#### DATA RECORDS
⁂

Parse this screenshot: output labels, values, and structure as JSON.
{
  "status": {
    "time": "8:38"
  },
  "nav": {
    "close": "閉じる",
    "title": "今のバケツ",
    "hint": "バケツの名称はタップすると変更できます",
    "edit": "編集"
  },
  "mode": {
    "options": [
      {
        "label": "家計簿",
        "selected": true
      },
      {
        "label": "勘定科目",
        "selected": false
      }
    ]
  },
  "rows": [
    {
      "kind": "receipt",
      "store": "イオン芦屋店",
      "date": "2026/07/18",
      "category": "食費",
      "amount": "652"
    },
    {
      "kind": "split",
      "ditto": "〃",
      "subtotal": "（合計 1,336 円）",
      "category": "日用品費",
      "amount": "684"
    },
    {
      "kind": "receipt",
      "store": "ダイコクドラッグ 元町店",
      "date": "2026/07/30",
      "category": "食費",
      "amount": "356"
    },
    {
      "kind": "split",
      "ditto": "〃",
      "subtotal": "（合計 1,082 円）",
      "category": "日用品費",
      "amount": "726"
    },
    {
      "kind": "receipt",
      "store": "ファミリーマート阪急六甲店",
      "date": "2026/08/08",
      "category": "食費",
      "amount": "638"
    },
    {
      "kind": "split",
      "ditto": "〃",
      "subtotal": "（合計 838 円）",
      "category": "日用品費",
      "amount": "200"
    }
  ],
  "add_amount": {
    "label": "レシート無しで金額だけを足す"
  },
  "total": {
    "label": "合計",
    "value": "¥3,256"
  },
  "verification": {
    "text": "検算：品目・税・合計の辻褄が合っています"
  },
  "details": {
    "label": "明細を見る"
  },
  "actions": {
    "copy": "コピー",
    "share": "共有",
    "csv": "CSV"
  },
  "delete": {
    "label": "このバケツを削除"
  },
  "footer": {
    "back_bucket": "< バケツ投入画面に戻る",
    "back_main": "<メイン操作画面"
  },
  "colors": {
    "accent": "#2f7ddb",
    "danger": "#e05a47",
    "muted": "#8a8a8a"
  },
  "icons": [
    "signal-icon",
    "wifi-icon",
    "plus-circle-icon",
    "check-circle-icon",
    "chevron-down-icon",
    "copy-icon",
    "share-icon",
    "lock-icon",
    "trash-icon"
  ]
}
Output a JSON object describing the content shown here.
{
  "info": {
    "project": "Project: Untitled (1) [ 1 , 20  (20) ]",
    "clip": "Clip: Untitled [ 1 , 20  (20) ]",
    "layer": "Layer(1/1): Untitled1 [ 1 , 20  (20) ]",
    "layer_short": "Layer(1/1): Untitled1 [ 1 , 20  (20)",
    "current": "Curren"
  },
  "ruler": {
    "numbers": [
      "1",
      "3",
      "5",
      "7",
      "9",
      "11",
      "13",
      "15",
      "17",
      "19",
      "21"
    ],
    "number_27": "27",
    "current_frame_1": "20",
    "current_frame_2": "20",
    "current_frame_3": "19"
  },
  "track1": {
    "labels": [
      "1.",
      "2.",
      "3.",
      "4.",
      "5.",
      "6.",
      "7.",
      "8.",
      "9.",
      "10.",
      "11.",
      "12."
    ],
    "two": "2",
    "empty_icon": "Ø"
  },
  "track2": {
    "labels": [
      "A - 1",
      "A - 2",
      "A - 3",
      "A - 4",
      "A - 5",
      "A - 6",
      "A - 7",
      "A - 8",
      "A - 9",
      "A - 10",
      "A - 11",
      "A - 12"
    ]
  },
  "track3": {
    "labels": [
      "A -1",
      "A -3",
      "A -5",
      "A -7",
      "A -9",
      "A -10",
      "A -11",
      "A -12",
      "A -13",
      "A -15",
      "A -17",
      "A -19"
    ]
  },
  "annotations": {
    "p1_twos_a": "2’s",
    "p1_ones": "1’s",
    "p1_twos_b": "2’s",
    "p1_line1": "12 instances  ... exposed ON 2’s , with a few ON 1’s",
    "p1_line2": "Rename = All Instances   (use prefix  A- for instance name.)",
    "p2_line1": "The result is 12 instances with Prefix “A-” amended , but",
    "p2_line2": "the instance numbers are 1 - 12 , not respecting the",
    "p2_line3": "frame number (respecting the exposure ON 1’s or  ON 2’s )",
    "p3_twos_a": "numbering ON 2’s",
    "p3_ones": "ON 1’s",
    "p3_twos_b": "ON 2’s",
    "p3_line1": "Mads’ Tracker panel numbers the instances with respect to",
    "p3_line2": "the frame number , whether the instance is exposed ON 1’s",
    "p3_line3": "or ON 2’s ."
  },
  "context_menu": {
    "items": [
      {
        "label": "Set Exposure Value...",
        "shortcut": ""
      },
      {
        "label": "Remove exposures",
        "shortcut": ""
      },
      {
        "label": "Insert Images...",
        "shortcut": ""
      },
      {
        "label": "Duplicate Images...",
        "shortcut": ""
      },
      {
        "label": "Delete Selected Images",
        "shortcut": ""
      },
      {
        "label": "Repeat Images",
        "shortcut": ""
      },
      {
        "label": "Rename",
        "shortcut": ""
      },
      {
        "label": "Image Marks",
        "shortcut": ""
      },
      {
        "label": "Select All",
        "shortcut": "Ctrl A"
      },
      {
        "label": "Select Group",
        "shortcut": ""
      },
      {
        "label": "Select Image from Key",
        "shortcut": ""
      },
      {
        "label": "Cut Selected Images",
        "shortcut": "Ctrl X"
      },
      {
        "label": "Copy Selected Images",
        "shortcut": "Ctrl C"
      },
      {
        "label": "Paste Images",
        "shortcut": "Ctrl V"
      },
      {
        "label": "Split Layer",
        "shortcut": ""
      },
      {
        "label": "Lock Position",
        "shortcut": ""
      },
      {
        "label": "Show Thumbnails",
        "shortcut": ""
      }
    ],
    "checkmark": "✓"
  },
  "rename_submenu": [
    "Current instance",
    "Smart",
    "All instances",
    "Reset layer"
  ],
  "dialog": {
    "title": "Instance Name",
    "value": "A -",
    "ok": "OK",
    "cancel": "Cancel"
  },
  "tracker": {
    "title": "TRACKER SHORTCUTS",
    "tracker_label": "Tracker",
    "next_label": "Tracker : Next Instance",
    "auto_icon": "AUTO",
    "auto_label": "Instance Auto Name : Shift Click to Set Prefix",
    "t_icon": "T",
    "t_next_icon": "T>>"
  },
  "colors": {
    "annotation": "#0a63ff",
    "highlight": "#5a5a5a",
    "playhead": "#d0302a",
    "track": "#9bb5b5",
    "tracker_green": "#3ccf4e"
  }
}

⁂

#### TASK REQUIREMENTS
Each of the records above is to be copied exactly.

#### RESPONSE BOX
Parse this screenshot: output labels, values, and structure as JSON.
{
  "status": {
    "time": "8:38"
  },
  "nav": {
    "close": "閉じる",
    "title": "今のバケツ",
    "hint": "バケツの名称はタップすると変更できます",
    "edit": "編集"
  },
  "mode": {
    "options": [
      {
        "label": "家計簿",
        "selected": true
      },
      {
        "label": "勘定科目",
        "selected": false
      }
    ]
  },
  "rows": [
    {
      "kind": "receipt",
      "store": "イオン芦屋店",
      "date": "2026/07/18",
      "category": "食費",
      "amount": "652"
    },
    {
      "kind": "split",
      "ditto": "〃",
      "subtotal": "（合計 1,336 円）",
      "category": "日用品費",
      "amount": "684"
    },
    {
      "kind": "receipt",
      "store": "ダイコクドラッグ 元町店",
      "date": "2026/07/30",
      "category": "食費",
      "amount": "356"
    },
    {
      "kind": "split",
      "ditto": "〃",
      "subtotal": "（合計 1,082 円）",
      "category": "日用品費",
      "amount": "726"
    },
    {
      "kind": "receipt",
      "store": "ファミリーマート阪急六甲店",
      "date": "2026/08/08",
      "category": "食費",
      "amount": "638"
    },
    {
      "kind": "split",
      "ditto": "〃",
      "subtotal": "（合計 838 円）",
      "category": "日用品費",
      "amount": "200"
    }
  ],
  "add_amount": {
    "label": "レシート無しで金額だけを足す"
  },
  "total": {
    "label": "合計",
    "value": "¥3,256"
  },
  "verification": {
    "text": "検算：品目・税・合計の辻褄が合っています"
  },
  "details": {
    "label": "明細を見る"
  },
  "actions": {
    "copy": "コピー",
    "share": "共有",
    "csv": "CSV"
  },
  "delete": {
    "label": "このバケツを削除"
  },
  "footer": {
    "back_bucket": "< バケツ投入画面に戻る",
    "back_main": "<メイン操作画面"
  },
  "colors": {
    "accent": "#2f7ddb",
    "danger": "#e05a47",
    "muted": "#8a8a8a"
  },
  "icons": [
    "signal-icon",
    "wifi-icon",
    "plus-circle-icon",
    "check-circle-icon",
    "chevron-down-icon",
    "copy-icon",
    "share-icon",
    "lock-icon",
    "trash-icon"
  ]
}
Output a JSON object describing the content shown here.
{
  "info": {
    "project": "Project: Untitled (1) [ 1 , 20  (20) ]",
    "clip": "Clip: Untitled [ 1 , 20  (20) ]",
    "layer": "Layer(1/1): Untitled1 [ 1 , 20  (20) ]",
    "layer_short": "Layer(1/1): Untitled1 [ 1 , 20  (20)",
    "current": "Curren"
  },
  "ruler": {
    "numbers": [
      "1",
      "3",
      "5",
      "7",
      "9",
      "11",
      "13",
      "15",
      "17",
      "19",
      "21"
    ],
    "number_27": "27",
    "current_frame_1": "20",
    "current_frame_2": "20",
    "current_frame_3": "19"
  },
  "track1": {
    "labels": [
      "1.",
      "2.",
      "3.",
      "4.",
      "5.",
      "6.",
      "7.",
      "8.",
      "9.",
      "10.",
      "11.",
      "12."
    ],
    "two": "2",
    "empty_icon": "Ø"
  },
  "track2": {
    "labels": [
      "A - 1",
      "A - 2",
      "A - 3",
      "A - 4",
      "A - 5",
      "A - 6",
      "A - 7",
      "A - 8",
      "A - 9",
      "A - 10",
      "A - 11",
      "A - 12"
    ]
  },
  "track3": {
    "labels": [
      "A -1",
      "A -3",
      "A -5",
      "A -7",
      "A -9",
      "A -10",
      "A -11",
      "A -12",
      "A -13",
      "A -15",
      "A -17",
      "A -19"
    ]
  },
  "annotations": {
    "p1_twos_a": "2’s",
    "p1_ones": "1’s",
    "p1_twos_b": "2’s",
    "p1_line1": "12 instances  ... exposed ON 2’s , with a few ON 1’s",
    "p1_line2": "Rename = All Instances   (use prefix  A- for instance name.)",
    "p2_line1": "The result is 12 instances with Prefix “A-” amended , but",
    "p2_line2": "the instance numbers are 1 - 12 , not respecting the",
    "p2_line3": "frame number (respecting the exposure ON 1’s or  ON 2’s )",
    "p3_twos_a": "numbering ON 2’s",
    "p3_ones": "ON 1’s",
    "p3_twos_b": "ON 2’s",
    "p3_line1": "Mads’ Tracker panel numbers the instances with respect to",
    "p3_line2": "the frame number , whether the instance is exposed ON 1’s",
    "p3_line3": "or ON 2’s ."
  },
  "context_menu": {
    "items": [
      {
        "label": "Set Exposure Value...",
        "shortcut": ""
      },
      {
        "label": "Remove exposures",
        "shortcut": ""
      },
      {
        "label": "Insert Images...",
        "shortcut": ""
      },
      {
        "label": "Duplicate Images...",
        "shortcut": ""
      },
      {
        "label": "Delete Selected Images",
        "shortcut": ""
      },
      {
        "label": "Repeat Images",
        "shortcut": ""
      },
      {
        "label": "Rename",
        "shortcut": ""
      },
      {
        "label": "Image Marks",
        "shortcut": ""
      },
      {
        "label": "Select All",
        "shortcut": "Ctrl A"
      },
      {
        "label": "Select Group",
        "shortcut": ""
      },
      {
        "label": "Select Image from Key",
        "shortcut": ""
      },
      {
        "label": "Cut Selected Images",
        "shortcut": "Ctrl X"
      },
      {
        "label": "Copy Selected Images",
        "shortcut": "Ctrl C"
      },
      {
        "label": "Paste Images",
        "shortcut": "Ctrl V"
      },
      {
        "label": "Split Layer",
        "shortcut": ""
      },
      {
        "label": "Lock Position",
        "shortcut": ""
      },
      {
        "label": "Show Thumbnails",
        "shortcut": ""
      }
    ],
    "checkmark": "✓"
  },
  "rename_submenu": [
    "Current instance",
    "Smart",
    "All instances",
    "Reset layer"
  ],
  "dialog": {
    "title": "Instance Name",
    "value": "A -",
    "ok": "OK",
    "cancel": "Cancel"
  },
  "tracker": {
    "title": "TRACKER SHORTCUTS",
    "tracker_label": "Tracker",
    "next_label": "Tracker : Next Instance",
    "auto_icon": "AUTO",
    "auto_label": "Instance Auto Name : Shift Click to Set Prefix",
    "t_icon": "T",
    "t_next_icon": "T>>"
  },
  "colors": {
    "annotation": "#0a63ff",
    "highlight": "#5a5a5a",
    "playhead": "#d0302a",
    "track": "#9bb5b5",
    "tracker_green": "#3ccf4e"
  }
}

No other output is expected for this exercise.